Dataset rows describing interfaces:

****************

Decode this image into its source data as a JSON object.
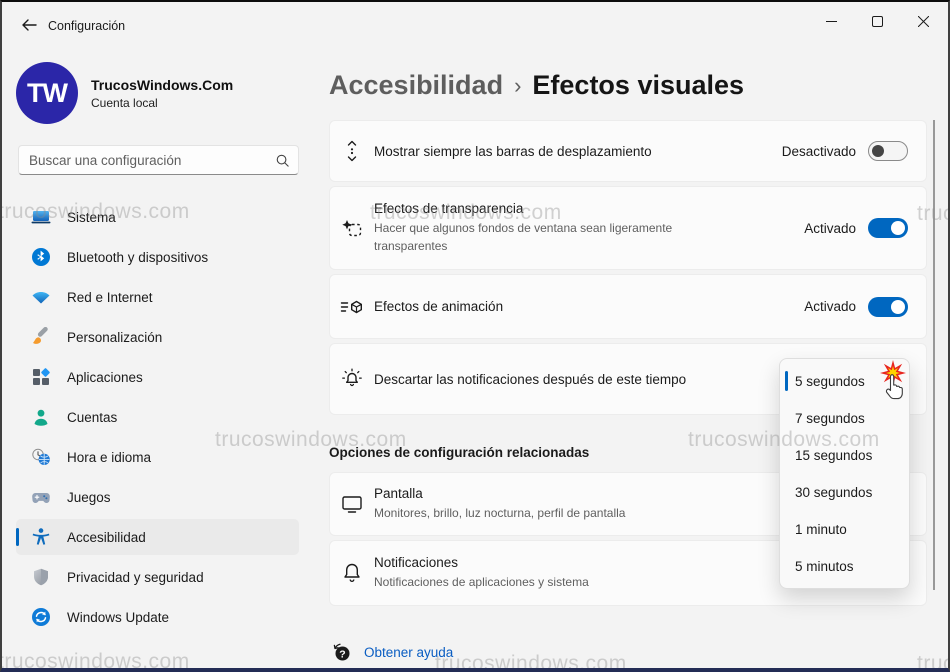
{
  "titlebar": {
    "title": "Configuración"
  },
  "watermark": "trucoswindows.com",
  "profile": {
    "initials": "TW",
    "name": "TrucosWindows.Com",
    "account_type": "Cuenta local"
  },
  "search": {
    "placeholder": "Buscar una configuración"
  },
  "sidebar": {
    "items": [
      {
        "label": "Sistema"
      },
      {
        "label": "Bluetooth y dispositivos"
      },
      {
        "label": "Red e Internet"
      },
      {
        "label": "Personalización"
      },
      {
        "label": "Aplicaciones"
      },
      {
        "label": "Cuentas"
      },
      {
        "label": "Hora e idioma"
      },
      {
        "label": "Juegos"
      },
      {
        "label": "Accesibilidad",
        "selected": true
      },
      {
        "label": "Privacidad y seguridad"
      },
      {
        "label": "Windows Update"
      }
    ]
  },
  "header": {
    "breadcrumb": "Accesibilidad",
    "separator": "›",
    "title": "Efectos visuales"
  },
  "settings": [
    {
      "title": "Mostrar siempre las barras de desplazamiento",
      "state_label": "Desactivado",
      "state": "off"
    },
    {
      "title": "Efectos de transparencia",
      "subtitle": "Hacer que algunos fondos de ventana sean ligeramente transparentes",
      "state_label": "Activado",
      "state": "on"
    },
    {
      "title": "Efectos de animación",
      "state_label": "Activado",
      "state": "on"
    },
    {
      "title": "Descartar las notificaciones después de este tiempo",
      "control": "dropdown",
      "value": "5 segundos"
    }
  ],
  "dropdown": {
    "selected": "5 segundos",
    "options": [
      "5 segundos",
      "7 segundos",
      "15 segundos",
      "30 segundos",
      "1 minuto",
      "5 minutos"
    ]
  },
  "related": {
    "heading": "Opciones de configuración relacionadas",
    "items": [
      {
        "title": "Pantalla",
        "subtitle": "Monitores, brillo, luz nocturna, perfil de pantalla"
      },
      {
        "title": "Notificaciones",
        "subtitle": "Notificaciones de aplicaciones y sistema"
      }
    ]
  },
  "footer": {
    "help_label": "Obtener ayuda"
  },
  "colors": {
    "accent": "#0067c0",
    "avatar": "#2b26a8",
    "link": "#0a5dc2"
  }
}
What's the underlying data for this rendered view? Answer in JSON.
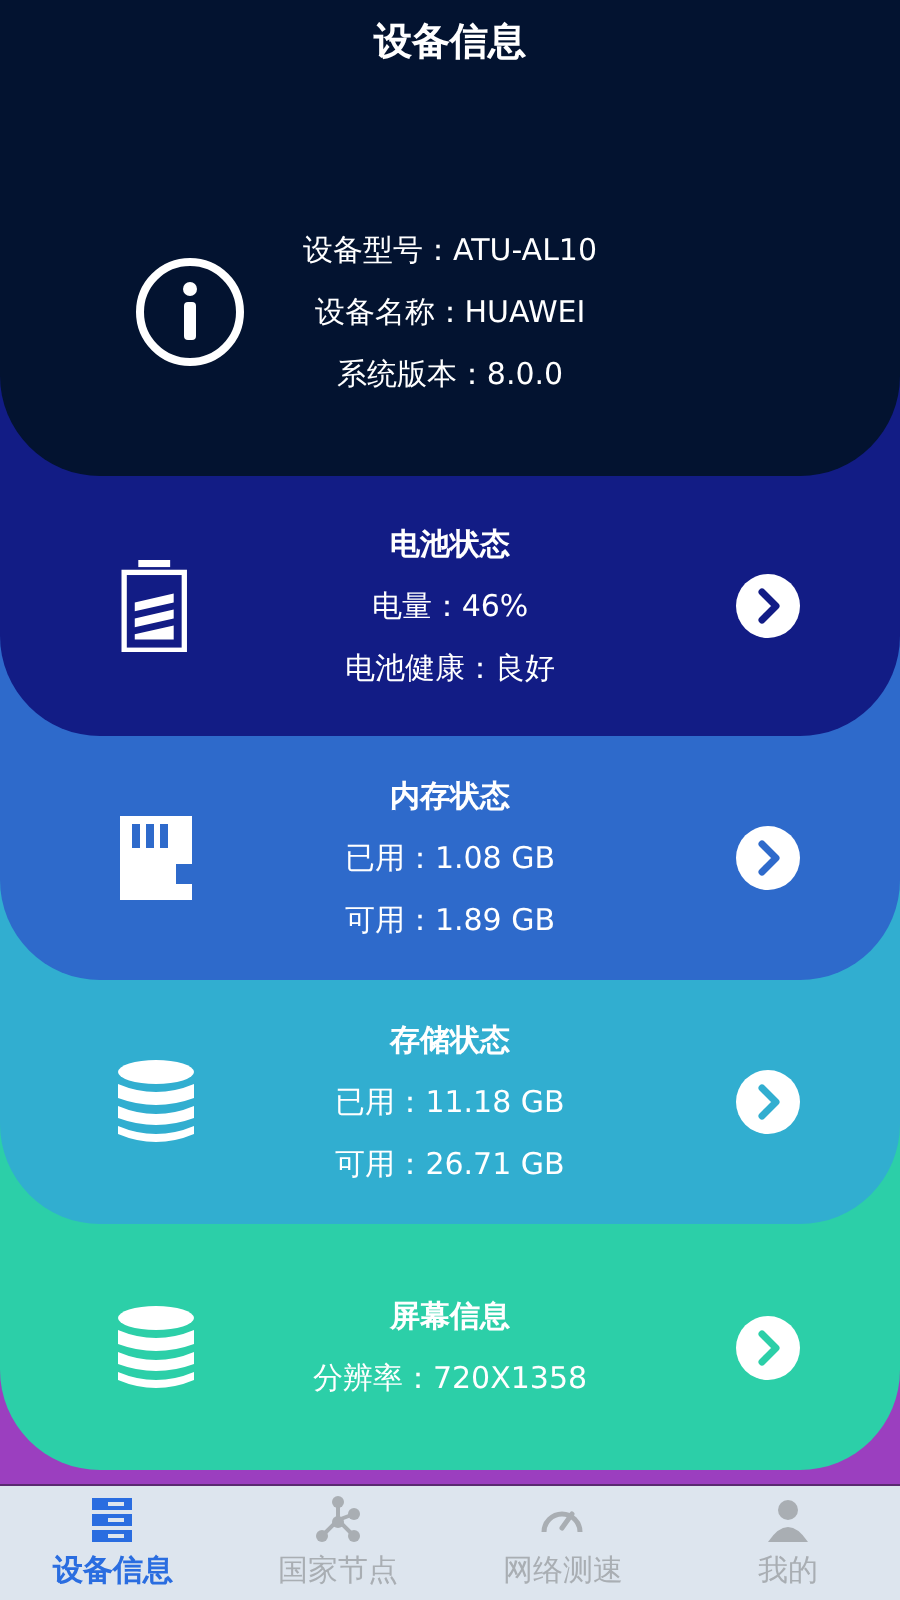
{
  "header": {
    "title": "设备信息",
    "lines": [
      "设备型号：ATU-AL10",
      "设备名称：HUAWEI",
      "系统版本：8.0.0"
    ]
  },
  "cards": [
    {
      "kind": "battery",
      "color": "#121c85",
      "title": "电池状态",
      "lines": [
        "电量：46%",
        "电池健康：良好"
      ]
    },
    {
      "kind": "memory",
      "color": "#2e6acb",
      "title": "内存状态",
      "lines": [
        "已用：1.08 GB",
        "可用：1.89 GB"
      ]
    },
    {
      "kind": "storage",
      "color": "#31aed0",
      "title": "存储状态",
      "lines": [
        "已用：11.18 GB",
        "可用：26.71 GB"
      ]
    },
    {
      "kind": "screen",
      "color": "#2ccfa8",
      "title": "屏幕信息",
      "lines": [
        "分辨率：720X1358"
      ]
    }
  ],
  "tabs": [
    {
      "kind": "device",
      "label": "设备信息",
      "selected": true
    },
    {
      "kind": "nodes",
      "label": "国家节点",
      "selected": false
    },
    {
      "kind": "speed",
      "label": "网络测速",
      "selected": false
    },
    {
      "kind": "me",
      "label": "我的",
      "selected": false
    }
  ]
}
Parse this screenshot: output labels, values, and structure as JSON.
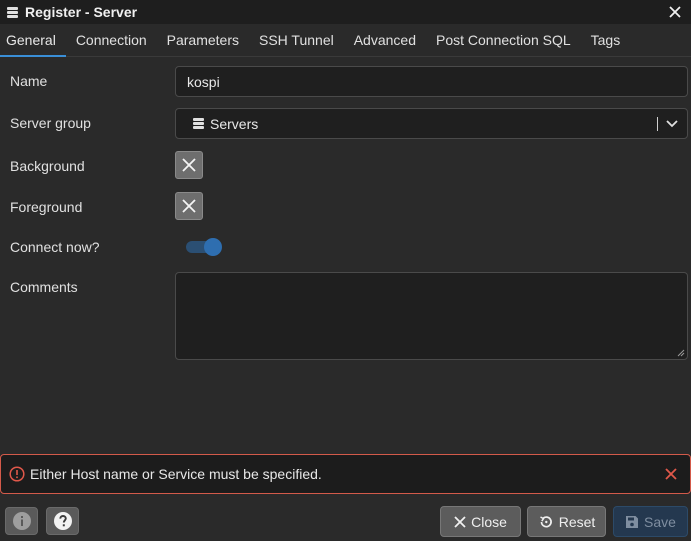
{
  "window": {
    "title": "Register - Server"
  },
  "tabs": [
    {
      "label": "General"
    },
    {
      "label": "Connection"
    },
    {
      "label": "Parameters"
    },
    {
      "label": "SSH Tunnel"
    },
    {
      "label": "Advanced"
    },
    {
      "label": "Post Connection SQL"
    },
    {
      "label": "Tags"
    }
  ],
  "active_tab": "General",
  "form": {
    "name": {
      "label": "Name",
      "value": "kospi"
    },
    "server_group": {
      "label": "Server group",
      "value": "Servers"
    },
    "background": {
      "label": "Background"
    },
    "foreground": {
      "label": "Foreground"
    },
    "connect_now": {
      "label": "Connect now?",
      "checked": true
    },
    "comments": {
      "label": "Comments",
      "value": ""
    }
  },
  "error": {
    "message": "Either Host name or Service must be specified."
  },
  "footer": {
    "close_label": "Close",
    "reset_label": "Reset",
    "save_label": "Save"
  },
  "colors": {
    "accent": "#3a8fd8",
    "error_border": "#d35a4a",
    "toggle_on": "#2e6eb0",
    "save_disabled_bg": "#24384f"
  },
  "icons": {
    "title": "server-group-icon",
    "info": "info-icon",
    "help": "help-icon",
    "close": "close-icon",
    "reset": "reset-icon",
    "save": "save-icon",
    "error": "error-circle-icon"
  }
}
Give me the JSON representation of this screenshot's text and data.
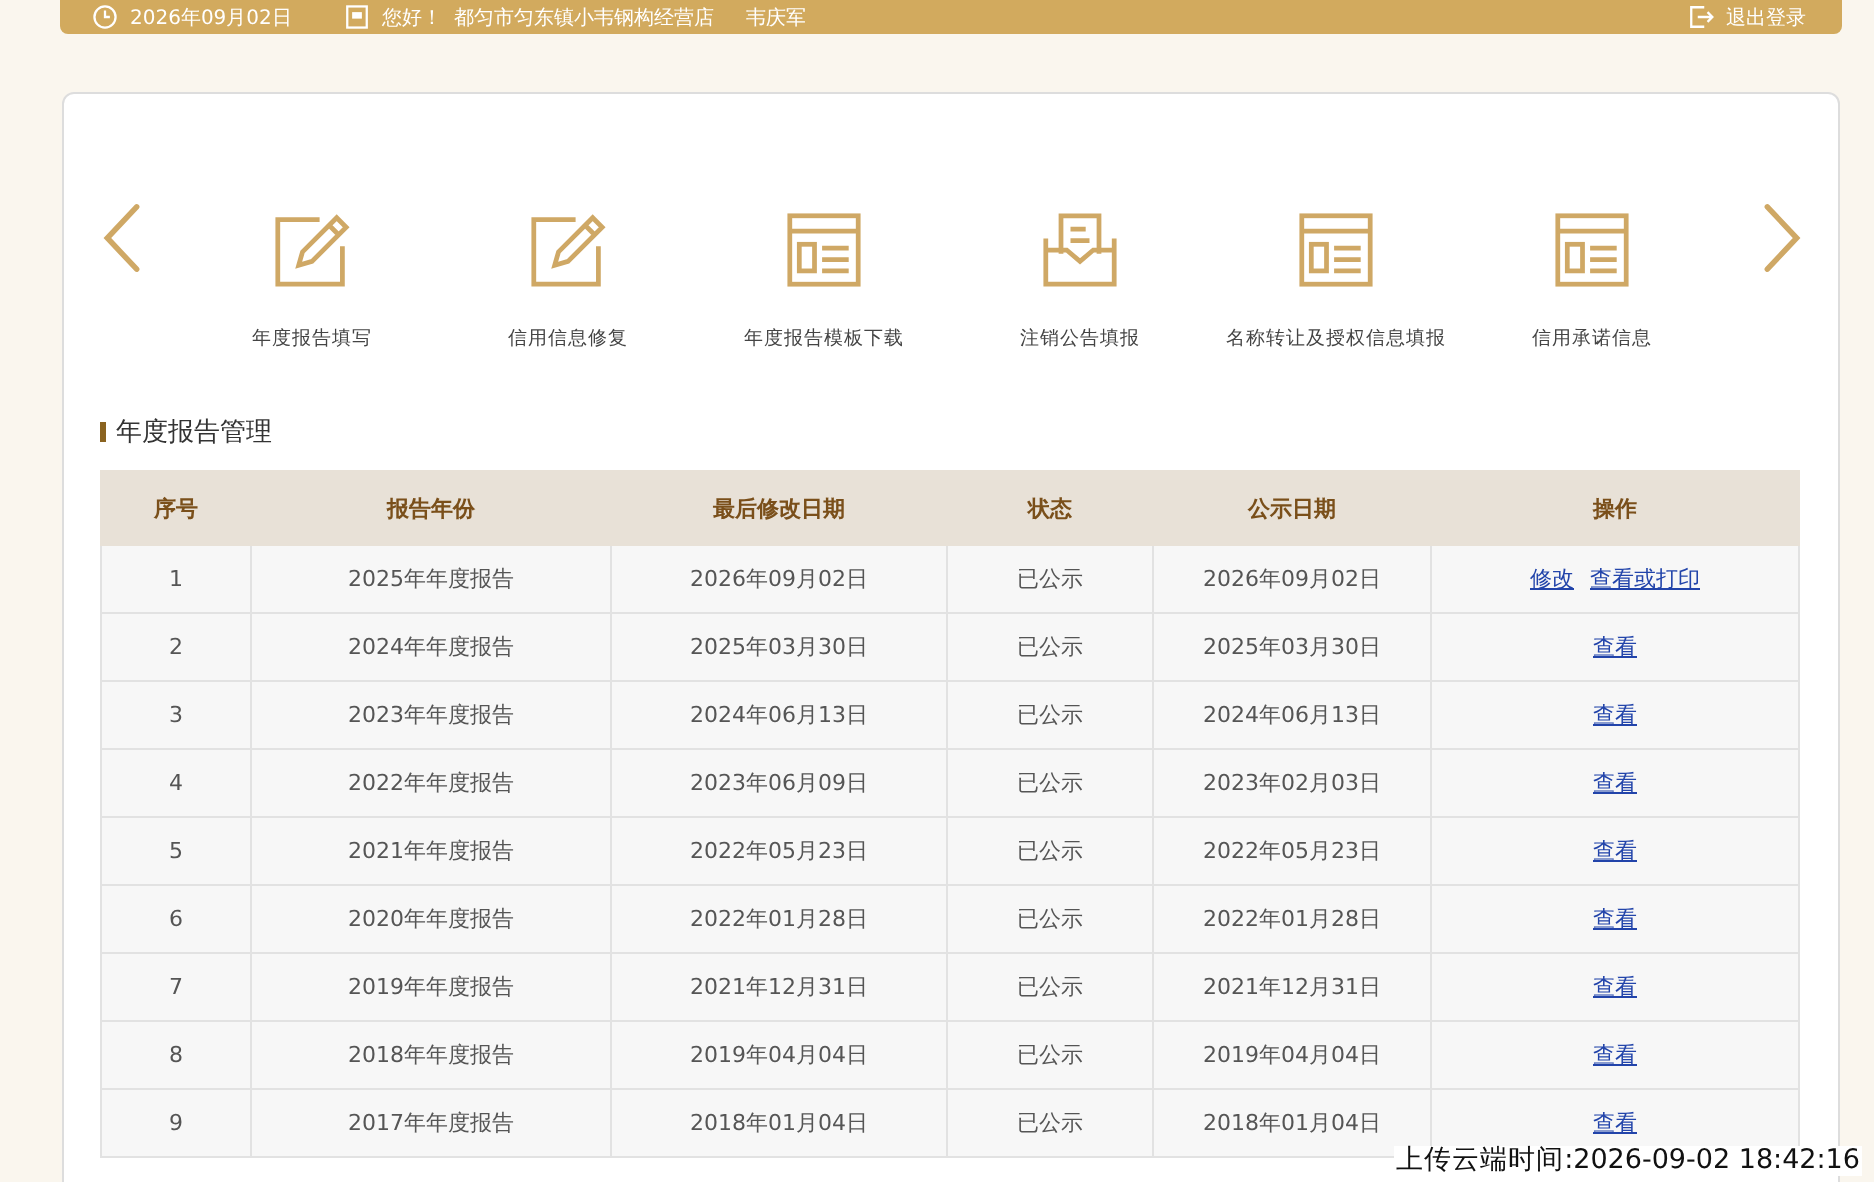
{
  "top_bar": {
    "date": "2026年09月02日",
    "greeting": "您好！",
    "company": "都匀市匀东镇小韦钢构经营店",
    "user": "韦庆军",
    "logout": "退出登录"
  },
  "shortcuts": [
    {
      "label": "年度报告填写",
      "kind": "edit"
    },
    {
      "label": "信用信息修复",
      "kind": "edit"
    },
    {
      "label": "年度报告模板下载",
      "kind": "template"
    },
    {
      "label": "注销公告填报",
      "kind": "inbox"
    },
    {
      "label": "名称转让及授权信息填报",
      "kind": "template"
    },
    {
      "label": "信用承诺信息",
      "kind": "template"
    }
  ],
  "section_title": "年度报告管理",
  "table": {
    "columns": [
      "序号",
      "报告年份",
      "最后修改日期",
      "状态",
      "公示日期",
      "操作"
    ],
    "rows": [
      {
        "cells": [
          "1",
          "2025年年度报告",
          "2026年09月02日",
          "已公示",
          "2026年09月02日"
        ],
        "actions": [
          "修改",
          "查看或打印"
        ]
      },
      {
        "cells": [
          "2",
          "2024年年度报告",
          "2025年03月30日",
          "已公示",
          "2025年03月30日"
        ],
        "actions": [
          "查看"
        ]
      },
      {
        "cells": [
          "3",
          "2023年年度报告",
          "2024年06月13日",
          "已公示",
          "2024年06月13日"
        ],
        "actions": [
          "查看"
        ]
      },
      {
        "cells": [
          "4",
          "2022年年度报告",
          "2023年06月09日",
          "已公示",
          "2023年02月03日"
        ],
        "actions": [
          "查看"
        ]
      },
      {
        "cells": [
          "5",
          "2021年年度报告",
          "2022年05月23日",
          "已公示",
          "2022年05月23日"
        ],
        "actions": [
          "查看"
        ]
      },
      {
        "cells": [
          "6",
          "2020年年度报告",
          "2022年01月28日",
          "已公示",
          "2022年01月28日"
        ],
        "actions": [
          "查看"
        ]
      },
      {
        "cells": [
          "7",
          "2019年年度报告",
          "2021年12月31日",
          "已公示",
          "2021年12月31日"
        ],
        "actions": [
          "查看"
        ]
      },
      {
        "cells": [
          "8",
          "2018年年度报告",
          "2019年04月04日",
          "已公示",
          "2019年04月04日"
        ],
        "actions": [
          "查看"
        ]
      },
      {
        "cells": [
          "9",
          "2017年年度报告",
          "2018年01月04日",
          "已公示",
          "2018年01月04日"
        ],
        "actions": [
          "查看"
        ]
      }
    ]
  },
  "upload_stamp": "上传云端时间:2026-09-02 18:42:16"
}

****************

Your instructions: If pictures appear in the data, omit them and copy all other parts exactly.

Written solution:
Decode this image into its source data as a JSON object.
{
  "titlebar": {
    "title": "Configuración"
  },
  "watermark": "trucoswindows.com",
  "profile": {
    "initials": "TW",
    "name": "TrucosWindows.Com",
    "account_type": "Cuenta local"
  },
  "search": {
    "placeholder": "Buscar una configuración"
  },
  "sidebar": {
    "items": [
      {
        "label": "Sistema"
      },
      {
        "label": "Bluetooth y dispositivos"
      },
      {
        "label": "Red e Internet"
      },
      {
        "label": "Personalización"
      },
      {
        "label": "Aplicaciones"
      },
      {
        "label": "Cuentas"
      },
      {
        "label": "Hora e idioma"
      },
      {
        "label": "Juegos"
      },
      {
        "label": "Accesibilidad",
        "selected": true
      },
      {
        "label": "Privacidad y seguridad"
      },
      {
        "label": "Windows Update"
      }
    ]
  },
  "header": {
    "breadcrumb": "Accesibilidad",
    "separator": "›",
    "title": "Efectos visuales"
  },
  "settings": [
    {
      "title": "Mostrar siempre las barras de desplazamiento",
      "state_label": "Desactivado",
      "state": "off"
    },
    {
      "title": "Efectos de transparencia",
      "subtitle": "Hacer que algunos fondos de ventana sean ligeramente transparentes",
      "state_label": "Activado",
      "state": "on"
    },
    {
      "title": "Efectos de animación",
      "state_label": "Activado",
      "state": "on"
    },
    {
      "title": "Descartar las notificaciones después de este tiempo",
      "control": "dropdown",
      "value": "5 segundos"
    }
  ],
  "dropdown": {
    "selected": "5 segundos",
    "options": [
      "5 segundos",
      "7 segundos",
      "15 segundos",
      "30 segundos",
      "1 minuto",
      "5 minutos"
    ]
  },
  "related": {
    "heading": "Opciones de configuración relacionadas",
    "items": [
      {
        "title": "Pantalla",
        "subtitle": "Monitores, brillo, luz nocturna, perfil de pantalla"
      },
      {
        "title": "Notificaciones",
        "subtitle": "Notificaciones de aplicaciones y sistema"
      }
    ]
  },
  "footer": {
    "help_label": "Obtener ayuda"
  },
  "colors": {
    "accent": "#0067c0",
    "avatar": "#2b26a8",
    "link": "#0a5dc2"
  }
}
What's the underlying data for this rendered view? Answer in JSON.
{
  "header": {
    "title": "设备信息",
    "lines": [
      "设备型号：ATU-AL10",
      "设备名称：HUAWEI",
      "系统版本：8.0.0"
    ]
  },
  "cards": [
    {
      "kind": "battery",
      "color": "#121c85",
      "title": "电池状态",
      "lines": [
        "电量：46%",
        "电池健康：良好"
      ]
    },
    {
      "kind": "memory",
      "color": "#2e6acb",
      "title": "内存状态",
      "lines": [
        "已用：1.08 GB",
        "可用：1.89 GB"
      ]
    },
    {
      "kind": "storage",
      "color": "#31aed0",
      "title": "存储状态",
      "lines": [
        "已用：11.18 GB",
        "可用：26.71 GB"
      ]
    },
    {
      "kind": "screen",
      "color": "#2ccfa8",
      "title": "屏幕信息",
      "lines": [
        "分辨率：720X1358"
      ]
    }
  ],
  "tabs": [
    {
      "kind": "device",
      "label": "设备信息",
      "selected": true
    },
    {
      "kind": "nodes",
      "label": "国家节点",
      "selected": false
    },
    {
      "kind": "speed",
      "label": "网络测速",
      "selected": false
    },
    {
      "kind": "me",
      "label": "我的",
      "selected": false
    }
  ]
}
Parse this screenshot: output labels, values, and structure as JSON.
{
  "window": {
    "title": "Register - Server"
  },
  "tabs": [
    {
      "label": "General"
    },
    {
      "label": "Connection"
    },
    {
      "label": "Parameters"
    },
    {
      "label": "SSH Tunnel"
    },
    {
      "label": "Advanced"
    },
    {
      "label": "Post Connection SQL"
    },
    {
      "label": "Tags"
    }
  ],
  "active_tab": "General",
  "form": {
    "name": {
      "label": "Name",
      "value": "kospi"
    },
    "server_group": {
      "label": "Server group",
      "value": "Servers"
    },
    "background": {
      "label": "Background"
    },
    "foreground": {
      "label": "Foreground"
    },
    "connect_now": {
      "label": "Connect now?",
      "checked": true
    },
    "comments": {
      "label": "Comments",
      "value": ""
    }
  },
  "error": {
    "message": "Either Host name or Service must be specified."
  },
  "footer": {
    "close_label": "Close",
    "reset_label": "Reset",
    "save_label": "Save"
  },
  "colors": {
    "accent": "#3a8fd8",
    "error_border": "#d35a4a",
    "toggle_on": "#2e6eb0",
    "save_disabled_bg": "#24384f"
  },
  "icons": {
    "title": "server-group-icon",
    "info": "info-icon",
    "help": "help-icon",
    "close": "close-icon",
    "reset": "reset-icon",
    "save": "save-icon",
    "error": "error-circle-icon"
  }
}
Give me the JSON representation of this screenshot's text and data.
{
  "top_bar": {
    "date": "2026年09月02日",
    "greeting": "您好！",
    "company": "都匀市匀东镇小韦钢构经营店",
    "user": "韦庆军",
    "logout": "退出登录"
  },
  "shortcuts": [
    {
      "label": "年度报告填写",
      "kind": "edit"
    },
    {
      "label": "信用信息修复",
      "kind": "edit"
    },
    {
      "label": "年度报告模板下载",
      "kind": "template"
    },
    {
      "label": "注销公告填报",
      "kind": "inbox"
    },
    {
      "label": "名称转让及授权信息填报",
      "kind": "template"
    },
    {
      "label": "信用承诺信息",
      "kind": "template"
    }
  ],
  "section_title": "年度报告管理",
  "table": {
    "columns": [
      "序号",
      "报告年份",
      "最后修改日期",
      "状态",
      "公示日期",
      "操作"
    ],
    "rows": [
      {
        "cells": [
          "1",
          "2025年年度报告",
          "2026年09月02日",
          "已公示",
          "2026年09月02日"
        ],
        "actions": [
          "修改",
          "查看或打印"
        ]
      },
      {
        "cells": [
          "2",
          "2024年年度报告",
          "2025年03月30日",
          "已公示",
          "2025年03月30日"
        ],
        "actions": [
          "查看"
        ]
      },
      {
        "cells": [
          "3",
          "2023年年度报告",
          "2024年06月13日",
          "已公示",
          "2024年06月13日"
        ],
        "actions": [
          "查看"
        ]
      },
      {
        "cells": [
          "4",
          "2022年年度报告",
          "2023年06月09日",
          "已公示",
          "2023年02月03日"
        ],
        "actions": [
          "查看"
        ]
      },
      {
        "cells": [
          "5",
          "2021年年度报告",
          "2022年05月23日",
          "已公示",
          "2022年05月23日"
        ],
        "actions": [
          "查看"
        ]
      },
      {
        "cells": [
          "6",
          "2020年年度报告",
          "2022年01月28日",
          "已公示",
          "2022年01月28日"
        ],
        "actions": [
          "查看"
        ]
      },
      {
        "cells": [
          "7",
          "2019年年度报告",
          "2021年12月31日",
          "已公示",
          "2021年12月31日"
        ],
        "actions": [
          "查看"
        ]
      },
      {
        "cells": [
          "8",
          "2018年年度报告",
          "2019年04月04日",
          "已公示",
          "2019年04月04日"
        ],
        "actions": [
          "查看"
        ]
      },
      {
        "cells": [
          "9",
          "2017年年度报告",
          "2018年01月04日",
          "已公示",
          "2018年01月04日"
        ],
        "actions": [
          "查看"
        ]
      }
    ]
  },
  "upload_stamp": "上传云端时间:2026-09-02 18:42:16"
}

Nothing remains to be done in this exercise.